What is the minimum payment on a credit card ?

If you're carrying a balance on your credit card, the minimum payment is what will determine whether or not that ongoing debt becomes interest-free. But consider paying more than this every single month! The extra money spent now can save headaches down the line with fees and interest charges if they arise later when payments are due again--so don't just take up whatever low amount was offered in order to get started; think about how much better life would be after making some higher priced choices today.

What is your credit card minimum payment?

You may think that monthly payments are only for debt emergencies, but you should be paying off all your debts every month. Your credit score relies on it! If there are no late fees or interest charges due at the end of each period (known as 'due dates'), then make sure to pay by this time so nothing damages yours and also maintain good relations with lenders who have other bills they need money from too - like mortgages if possible?

How are credit card minimum payments calculated?

Interest rates and fees can vary from the credit card company to company, but the minimum payment schedule is usually consistent. If you don't have enough money owed on your account when a statement comes around (it'll happen!), then they might ask for full repayment or charge an additional fee like 25 cents per day - whichever amount would be greater at that time! This could include late charges too if certain ones were missed by accident—so stay tuned because these messages always change depending upon new rules set forth in place since last year's billing cycle began.

Pay attention to the policies of each company before you use their credit card. Some cards charge higher fees than others for exactly this kind of transaction, so be sure that what they tell is accurate and in line with how much consumers typically pay!

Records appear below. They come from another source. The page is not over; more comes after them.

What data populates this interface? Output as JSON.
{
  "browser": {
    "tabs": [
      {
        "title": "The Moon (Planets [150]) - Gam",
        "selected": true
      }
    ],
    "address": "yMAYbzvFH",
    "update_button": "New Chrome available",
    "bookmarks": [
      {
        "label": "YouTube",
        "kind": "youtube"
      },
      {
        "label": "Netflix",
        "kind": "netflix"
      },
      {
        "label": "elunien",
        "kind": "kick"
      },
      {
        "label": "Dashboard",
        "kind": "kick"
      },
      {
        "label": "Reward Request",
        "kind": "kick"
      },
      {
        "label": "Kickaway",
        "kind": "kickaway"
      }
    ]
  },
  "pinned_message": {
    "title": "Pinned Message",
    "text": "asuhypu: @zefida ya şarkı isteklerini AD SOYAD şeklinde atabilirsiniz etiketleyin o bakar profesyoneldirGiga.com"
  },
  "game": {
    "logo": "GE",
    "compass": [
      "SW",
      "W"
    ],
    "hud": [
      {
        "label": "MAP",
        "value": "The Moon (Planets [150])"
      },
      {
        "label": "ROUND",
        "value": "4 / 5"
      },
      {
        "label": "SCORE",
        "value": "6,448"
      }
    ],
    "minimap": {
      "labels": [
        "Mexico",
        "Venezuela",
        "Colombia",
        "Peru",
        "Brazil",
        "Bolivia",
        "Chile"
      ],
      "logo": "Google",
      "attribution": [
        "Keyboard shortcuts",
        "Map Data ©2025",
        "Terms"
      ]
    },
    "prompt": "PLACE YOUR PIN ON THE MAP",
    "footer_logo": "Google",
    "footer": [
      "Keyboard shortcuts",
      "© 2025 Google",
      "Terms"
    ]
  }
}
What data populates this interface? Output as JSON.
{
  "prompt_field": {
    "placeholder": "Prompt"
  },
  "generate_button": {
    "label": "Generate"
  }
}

What happens if you make only the minimum payment on your credit card?

The minimum payment is not enough. If you have a balance, it will just accumulate and grow over time until there are so many interest charges that the original cost of your debt goes up even more than before!

You’ll owe more in interest

Are you frustrated with your credit card bills? It can be hard to see any progress when paying off the balance every month. But there are ways for even small amounts of money each week or two months will help reduce what’s owed quickly, allowing more room in future budgets without sacrificing anything!

Mortgage payments make up one-half of every dollar spent during the marriage; mortgage insurance helps cover some expenses when something bad happens unexpectedly (like losing wages).

You’ll delay fully paying off your debt

High-interest rates don't just make your debt grow faster, they also add more interest to the balance. Even if you have a low rate now and were able to pay off everything with only one payment per month back when it was still new - think about how much easier life would be then!

We all know that anything worth doing is usually hard work but did you realize what an incredible challenge this task could become? The longer we wait on paying off our debts in full each year (or even every other), the greater impact these high fees will ultimately wreak upon us financially.

Paying even a few extra dollars each month can help you eliminate your debt and focus on other bills. You’ll also free up money for new purchases on the credit card!

You may see your credit drop

If you have a high utilization rate, your credit score might drop. To keep this from happening and increase the number of available credits in order for yourself be better able to manage debt payments or an emergency expense-such as when it's time to pay off that balance after saving up all winter long -we recommend keeping track of how much each month can stretch out between purchases so there won't ever need to worry about running low before making another purchase!

The first step in any loan application is gathering all the necessary information about yourself and your finances. This includes things like your income, assets, debts, monthly expenses, etc. Once you have gathered this information you need to decide what type of loan would be best for you - such as an auto or home equity line of credit.

Call on (888) 804-0104 & improve your personal credit score.